This is especially so in the land of laicité – a civic religion that requires the strictest religious self-censorship in public, unless it’s anti-religion.  The Paris journalist last night on Channel 4 spoke proudly of the country’s ‘anti-clericalism’ as if it were still 1789.

But as I’ve been saying interminably for two decades, the spiritual dimension is more real than the material.  It is what governs human motivation, the meanings human beings give to things, the way people cope with deep-seated fear. 


Reference to transcendence, to meaning beyond the immediate, is how society builds coherence out of the rubble of human circumstances.

Desire is spiritual.  Self-loathing is spiritual.  Self-control, and the management of hatred and revenge are spiritual.  And they are for that reason manipulable. You can decide to persevere in loving or hating or living.  It becomes a habit.  It changes you over time. Religion is a world-building exercise and it starts with small things.

No amount of shopping, or laughter, or sex, or money can entirely over-master the deeper reasons for living. 

Mostly we don’t know it though, as we try to avoid at all costs that nightmare place where we find all our own resources unequal to our need.

But now our whole culture is finding its resources unequal to its need.

And what is filling the vacuum?  Sound and fury. 

As Alasdair MacIntyre says in After Virtue, we don’t even know what we’ve lost. 

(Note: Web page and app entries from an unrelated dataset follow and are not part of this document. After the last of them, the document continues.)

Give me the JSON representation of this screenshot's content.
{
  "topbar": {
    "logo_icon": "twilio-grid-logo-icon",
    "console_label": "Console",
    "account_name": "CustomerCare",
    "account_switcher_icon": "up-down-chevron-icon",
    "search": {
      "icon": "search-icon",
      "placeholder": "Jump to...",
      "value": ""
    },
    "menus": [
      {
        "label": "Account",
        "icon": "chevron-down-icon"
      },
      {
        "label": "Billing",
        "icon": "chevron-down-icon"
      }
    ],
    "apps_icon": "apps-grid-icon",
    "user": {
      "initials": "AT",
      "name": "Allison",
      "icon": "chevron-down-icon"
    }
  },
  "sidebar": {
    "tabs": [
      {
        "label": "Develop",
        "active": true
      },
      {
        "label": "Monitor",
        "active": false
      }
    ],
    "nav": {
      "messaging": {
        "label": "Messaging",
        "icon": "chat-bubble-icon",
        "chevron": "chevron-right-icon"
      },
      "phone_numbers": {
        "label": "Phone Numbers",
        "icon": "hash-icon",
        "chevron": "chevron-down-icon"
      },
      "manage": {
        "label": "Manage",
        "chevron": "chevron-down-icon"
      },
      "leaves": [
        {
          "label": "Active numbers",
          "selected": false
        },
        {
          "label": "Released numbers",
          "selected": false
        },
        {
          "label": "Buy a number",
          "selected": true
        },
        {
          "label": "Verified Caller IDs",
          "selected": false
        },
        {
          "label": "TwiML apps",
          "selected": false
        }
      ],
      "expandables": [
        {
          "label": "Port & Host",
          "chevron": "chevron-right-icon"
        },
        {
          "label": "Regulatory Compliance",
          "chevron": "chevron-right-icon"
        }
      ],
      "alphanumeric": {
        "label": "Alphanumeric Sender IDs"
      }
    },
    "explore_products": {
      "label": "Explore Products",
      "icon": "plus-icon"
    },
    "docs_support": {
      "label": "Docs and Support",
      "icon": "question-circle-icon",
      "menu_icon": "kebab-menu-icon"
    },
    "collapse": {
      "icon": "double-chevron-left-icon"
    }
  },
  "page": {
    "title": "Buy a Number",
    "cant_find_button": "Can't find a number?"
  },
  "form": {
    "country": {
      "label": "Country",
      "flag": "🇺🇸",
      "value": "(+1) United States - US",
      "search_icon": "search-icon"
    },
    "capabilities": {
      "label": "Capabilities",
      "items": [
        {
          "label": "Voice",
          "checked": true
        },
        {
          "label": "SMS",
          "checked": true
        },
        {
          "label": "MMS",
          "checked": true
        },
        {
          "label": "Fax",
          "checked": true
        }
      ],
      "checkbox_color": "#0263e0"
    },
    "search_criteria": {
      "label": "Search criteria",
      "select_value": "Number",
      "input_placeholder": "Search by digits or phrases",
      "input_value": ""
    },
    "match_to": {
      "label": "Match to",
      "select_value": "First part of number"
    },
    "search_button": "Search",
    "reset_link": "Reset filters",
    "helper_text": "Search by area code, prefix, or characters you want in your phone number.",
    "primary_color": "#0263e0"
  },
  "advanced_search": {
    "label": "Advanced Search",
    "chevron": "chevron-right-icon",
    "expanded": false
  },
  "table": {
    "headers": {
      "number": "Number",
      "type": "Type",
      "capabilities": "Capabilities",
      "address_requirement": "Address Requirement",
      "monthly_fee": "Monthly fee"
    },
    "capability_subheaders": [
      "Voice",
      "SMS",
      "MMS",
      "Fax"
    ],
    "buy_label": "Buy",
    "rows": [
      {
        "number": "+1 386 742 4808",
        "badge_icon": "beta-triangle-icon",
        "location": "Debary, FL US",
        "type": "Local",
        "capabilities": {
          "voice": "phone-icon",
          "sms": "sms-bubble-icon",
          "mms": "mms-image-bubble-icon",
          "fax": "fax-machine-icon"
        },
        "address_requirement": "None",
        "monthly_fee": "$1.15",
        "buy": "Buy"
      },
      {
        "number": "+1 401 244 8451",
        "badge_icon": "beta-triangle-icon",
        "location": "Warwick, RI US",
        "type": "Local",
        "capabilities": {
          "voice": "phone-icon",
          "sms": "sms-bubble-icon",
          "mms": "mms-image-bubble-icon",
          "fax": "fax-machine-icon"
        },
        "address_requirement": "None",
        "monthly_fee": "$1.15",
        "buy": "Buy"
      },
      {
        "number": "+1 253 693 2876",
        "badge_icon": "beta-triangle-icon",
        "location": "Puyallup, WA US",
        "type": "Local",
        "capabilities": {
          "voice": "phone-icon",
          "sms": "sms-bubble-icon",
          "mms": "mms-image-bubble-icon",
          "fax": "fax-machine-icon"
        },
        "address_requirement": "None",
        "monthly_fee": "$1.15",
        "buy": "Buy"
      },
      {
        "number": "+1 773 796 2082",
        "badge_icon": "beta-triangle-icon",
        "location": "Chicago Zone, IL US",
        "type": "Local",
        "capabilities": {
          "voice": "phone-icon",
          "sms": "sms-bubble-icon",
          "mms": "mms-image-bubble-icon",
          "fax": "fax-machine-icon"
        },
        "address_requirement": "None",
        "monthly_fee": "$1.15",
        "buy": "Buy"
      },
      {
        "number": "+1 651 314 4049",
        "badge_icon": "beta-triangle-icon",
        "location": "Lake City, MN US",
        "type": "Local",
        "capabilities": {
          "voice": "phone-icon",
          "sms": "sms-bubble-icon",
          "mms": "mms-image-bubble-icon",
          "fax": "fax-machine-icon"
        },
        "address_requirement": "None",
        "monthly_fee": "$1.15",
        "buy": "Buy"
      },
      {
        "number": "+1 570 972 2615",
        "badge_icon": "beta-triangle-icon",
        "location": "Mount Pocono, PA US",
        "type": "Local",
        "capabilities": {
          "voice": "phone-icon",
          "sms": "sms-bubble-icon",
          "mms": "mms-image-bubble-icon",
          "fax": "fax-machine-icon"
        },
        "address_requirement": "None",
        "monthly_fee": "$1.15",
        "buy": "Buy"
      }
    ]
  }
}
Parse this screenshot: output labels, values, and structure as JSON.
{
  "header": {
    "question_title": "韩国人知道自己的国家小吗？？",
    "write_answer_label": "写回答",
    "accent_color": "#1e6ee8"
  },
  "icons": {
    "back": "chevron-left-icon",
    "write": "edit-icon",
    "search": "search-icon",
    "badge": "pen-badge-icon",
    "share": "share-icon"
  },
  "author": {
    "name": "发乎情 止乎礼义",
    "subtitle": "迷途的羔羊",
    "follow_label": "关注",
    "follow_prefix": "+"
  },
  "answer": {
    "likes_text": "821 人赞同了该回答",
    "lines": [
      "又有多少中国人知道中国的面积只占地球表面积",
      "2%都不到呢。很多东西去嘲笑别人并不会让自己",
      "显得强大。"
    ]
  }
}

And if that is true, any attempt to revive it will necessarily appear implausible, since, he says ‘one way of stating part of the hypothesis is precisely to assert that we are in a condition which almost nobody recognizes and which perhaps nobody at all can recognize fully.’

That’s why we merely do more of what has got us into this mess: secularists extinguish what little sense of spiritual truth remains in public life; the left blame the far-right; the right blame immigration policy; think tanks give us facts about Islam in France; Americans happier in their religio-civic identity write about Islam’s inner war.


Journalists meanwhile debate how reckless/brave to continue to be, depending on your point of view, in regards to the unreasonable power of religion … and without more social coherence out there as a buffer, will continue to die.

Lapido’s own Trustee ,the winsome Tom Holland, has re-tweeted one of the offending cartoons, and then written about why he did it here.  He is brave, and though he hates to cause offence – I’ve witnessed him for years cope initially with death-threats, then lies and slander with endless good grace and wit – he’s decided that for once something matters more. 

In the BBC News Magazine, he wrote this morning:  ‘While under normal circumstances I am perfectly happy not to mock beliefs that other people hold dear, these are far from normal circumstances. As I tweeted yesterday, the right to draw Muhammad without being shot is quite as precious to many of us in the West as Islam presumably is to the Charlie Hebdo killers.

‘We too have our values - and if we are not willing to stand up for them, then they risk being lost to us. When it comes to defining l'infâme, I for one have no doubt whose side I am on.’

Without this kind of bravado, Europe will be engulfed – indeed is already being engulfed – in the very same insidious, collective fear many left their homelands to escape. 

Islam is indeed Islam’s problem.